RECORDS PROVIDED section start

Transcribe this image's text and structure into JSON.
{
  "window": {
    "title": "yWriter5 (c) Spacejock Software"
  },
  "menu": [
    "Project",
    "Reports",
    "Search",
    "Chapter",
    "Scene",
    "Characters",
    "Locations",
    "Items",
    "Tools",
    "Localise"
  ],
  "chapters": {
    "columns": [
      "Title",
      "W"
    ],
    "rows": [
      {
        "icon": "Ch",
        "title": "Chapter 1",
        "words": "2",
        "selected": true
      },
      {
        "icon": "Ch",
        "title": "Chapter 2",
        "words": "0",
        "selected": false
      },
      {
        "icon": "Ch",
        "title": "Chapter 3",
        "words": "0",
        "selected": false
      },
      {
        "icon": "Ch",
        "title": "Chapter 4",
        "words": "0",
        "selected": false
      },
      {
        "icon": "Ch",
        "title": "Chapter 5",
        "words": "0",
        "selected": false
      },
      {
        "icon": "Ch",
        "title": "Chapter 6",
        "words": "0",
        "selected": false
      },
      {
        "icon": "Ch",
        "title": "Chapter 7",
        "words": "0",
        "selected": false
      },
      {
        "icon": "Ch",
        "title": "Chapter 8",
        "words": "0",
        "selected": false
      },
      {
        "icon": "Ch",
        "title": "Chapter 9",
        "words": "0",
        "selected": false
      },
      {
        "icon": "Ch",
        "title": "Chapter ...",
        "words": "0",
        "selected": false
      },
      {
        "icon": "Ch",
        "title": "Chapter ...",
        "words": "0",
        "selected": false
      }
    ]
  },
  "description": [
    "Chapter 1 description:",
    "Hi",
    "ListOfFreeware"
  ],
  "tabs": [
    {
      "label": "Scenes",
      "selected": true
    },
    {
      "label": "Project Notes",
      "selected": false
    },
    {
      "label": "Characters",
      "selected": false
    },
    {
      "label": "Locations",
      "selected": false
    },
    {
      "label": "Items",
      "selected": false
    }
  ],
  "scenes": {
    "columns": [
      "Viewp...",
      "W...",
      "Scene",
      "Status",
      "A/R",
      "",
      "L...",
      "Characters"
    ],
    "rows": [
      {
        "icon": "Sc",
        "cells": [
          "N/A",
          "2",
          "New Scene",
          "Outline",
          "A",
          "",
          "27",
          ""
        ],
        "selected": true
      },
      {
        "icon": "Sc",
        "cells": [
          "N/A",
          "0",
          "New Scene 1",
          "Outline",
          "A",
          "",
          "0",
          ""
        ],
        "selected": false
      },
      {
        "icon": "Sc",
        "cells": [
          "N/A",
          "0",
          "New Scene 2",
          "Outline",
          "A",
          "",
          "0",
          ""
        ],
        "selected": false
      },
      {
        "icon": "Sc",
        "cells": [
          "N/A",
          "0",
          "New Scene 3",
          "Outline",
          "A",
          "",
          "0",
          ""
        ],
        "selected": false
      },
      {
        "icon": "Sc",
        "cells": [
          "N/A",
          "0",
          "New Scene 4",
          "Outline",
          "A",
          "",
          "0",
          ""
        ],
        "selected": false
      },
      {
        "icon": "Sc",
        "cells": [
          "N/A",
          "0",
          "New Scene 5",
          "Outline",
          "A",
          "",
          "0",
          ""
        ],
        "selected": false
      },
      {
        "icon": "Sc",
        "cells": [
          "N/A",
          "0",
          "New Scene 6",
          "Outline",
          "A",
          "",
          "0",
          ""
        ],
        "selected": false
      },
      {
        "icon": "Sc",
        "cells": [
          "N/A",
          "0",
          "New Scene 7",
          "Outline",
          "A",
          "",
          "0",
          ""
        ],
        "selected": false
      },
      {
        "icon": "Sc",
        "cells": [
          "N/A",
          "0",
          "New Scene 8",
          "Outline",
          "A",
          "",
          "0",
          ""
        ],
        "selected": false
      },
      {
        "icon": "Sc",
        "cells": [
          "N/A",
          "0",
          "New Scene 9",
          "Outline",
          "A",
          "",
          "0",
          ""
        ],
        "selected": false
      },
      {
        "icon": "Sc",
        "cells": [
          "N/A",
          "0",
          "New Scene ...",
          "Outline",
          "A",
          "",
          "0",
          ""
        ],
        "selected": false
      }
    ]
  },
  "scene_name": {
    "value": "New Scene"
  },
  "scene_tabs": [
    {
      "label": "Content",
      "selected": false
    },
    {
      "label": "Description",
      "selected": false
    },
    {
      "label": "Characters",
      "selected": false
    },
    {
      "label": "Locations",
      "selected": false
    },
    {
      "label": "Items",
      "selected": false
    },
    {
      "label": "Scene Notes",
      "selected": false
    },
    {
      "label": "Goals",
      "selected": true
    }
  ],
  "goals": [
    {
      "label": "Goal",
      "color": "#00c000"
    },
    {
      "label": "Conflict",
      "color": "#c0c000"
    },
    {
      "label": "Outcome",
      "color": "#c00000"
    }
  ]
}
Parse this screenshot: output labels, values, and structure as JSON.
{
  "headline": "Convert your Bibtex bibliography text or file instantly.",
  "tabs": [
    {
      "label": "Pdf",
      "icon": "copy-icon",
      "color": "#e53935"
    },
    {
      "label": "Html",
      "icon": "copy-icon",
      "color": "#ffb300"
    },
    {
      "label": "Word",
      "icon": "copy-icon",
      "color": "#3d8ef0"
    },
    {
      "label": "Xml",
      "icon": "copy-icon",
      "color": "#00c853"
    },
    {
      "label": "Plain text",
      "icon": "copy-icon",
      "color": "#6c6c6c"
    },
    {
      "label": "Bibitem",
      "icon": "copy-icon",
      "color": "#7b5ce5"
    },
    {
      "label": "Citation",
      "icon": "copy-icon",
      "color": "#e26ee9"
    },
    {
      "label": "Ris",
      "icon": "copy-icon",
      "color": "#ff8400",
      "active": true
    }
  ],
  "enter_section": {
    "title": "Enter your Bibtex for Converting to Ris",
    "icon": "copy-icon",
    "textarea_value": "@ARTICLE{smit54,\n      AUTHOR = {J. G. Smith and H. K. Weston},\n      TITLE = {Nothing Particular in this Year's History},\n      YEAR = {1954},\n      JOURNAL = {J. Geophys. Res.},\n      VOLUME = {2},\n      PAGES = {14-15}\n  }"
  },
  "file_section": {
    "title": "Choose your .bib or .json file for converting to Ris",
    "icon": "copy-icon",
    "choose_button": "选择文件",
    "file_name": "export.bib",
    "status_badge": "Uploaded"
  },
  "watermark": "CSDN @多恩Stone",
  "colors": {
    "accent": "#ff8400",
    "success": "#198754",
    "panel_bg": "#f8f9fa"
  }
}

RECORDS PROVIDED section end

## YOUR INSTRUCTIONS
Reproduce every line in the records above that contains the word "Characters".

## SOLUTION TO THE EXERCISE
    "Characters",
      "label": "Characters",
      "Characters"
      "label": "Characters",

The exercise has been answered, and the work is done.